This research explores and describes co-authorship network structures in the academic publication process. The production of academic publications, through co-authorship choices or strategies, creates a network structure among co-authoring scholars which can influence research visibility and enhance stature among peers (Bayer & Smart, 1991). A specific scholar's co-authorship network may reflect a structure of more cohesion (Coleman, 1988) or one which fills more structural holes (Burt, 1992), both of which are theorized, from contrasting perspectives, to be associated with publication success. Therefore, this study examined the association of these two academic co-authorship network structures with publication success, specifically within the field of research and scholarship on higher education. The network population consisted of 810 academic scholars who published articles in at least one of four top-ranked higher education research journals. Based upon structural holes and cohesion, seven different co-authorship network structures were identified. In terms of total publications, findings suggest that filling structural holes—a network structure that spans across the larger network and provides authors with a greater variety of co-authors—may even be further enhanced when there were also multiple publications with the same co-authors. Thus, an ideal hybrid network structure of both structural holes and strong ties may be possible. The data suggested that co-authoring multiple times with the same scholars (mean tie strength) may be critical to realizing the potential value buried within the structural holes (Burt, 2001).



College and Department

David O. McKay School of Education; Educational Leadership and Foundations

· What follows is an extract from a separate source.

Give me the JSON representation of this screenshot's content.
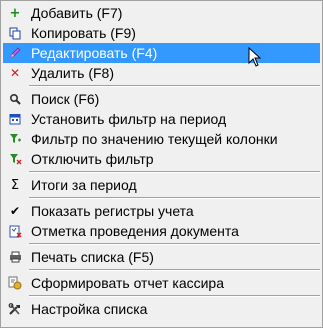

Date Submitted


Document Type





Social Networks, Strategy, Co-authorship, Cohesion, Structural Holes, Higher Education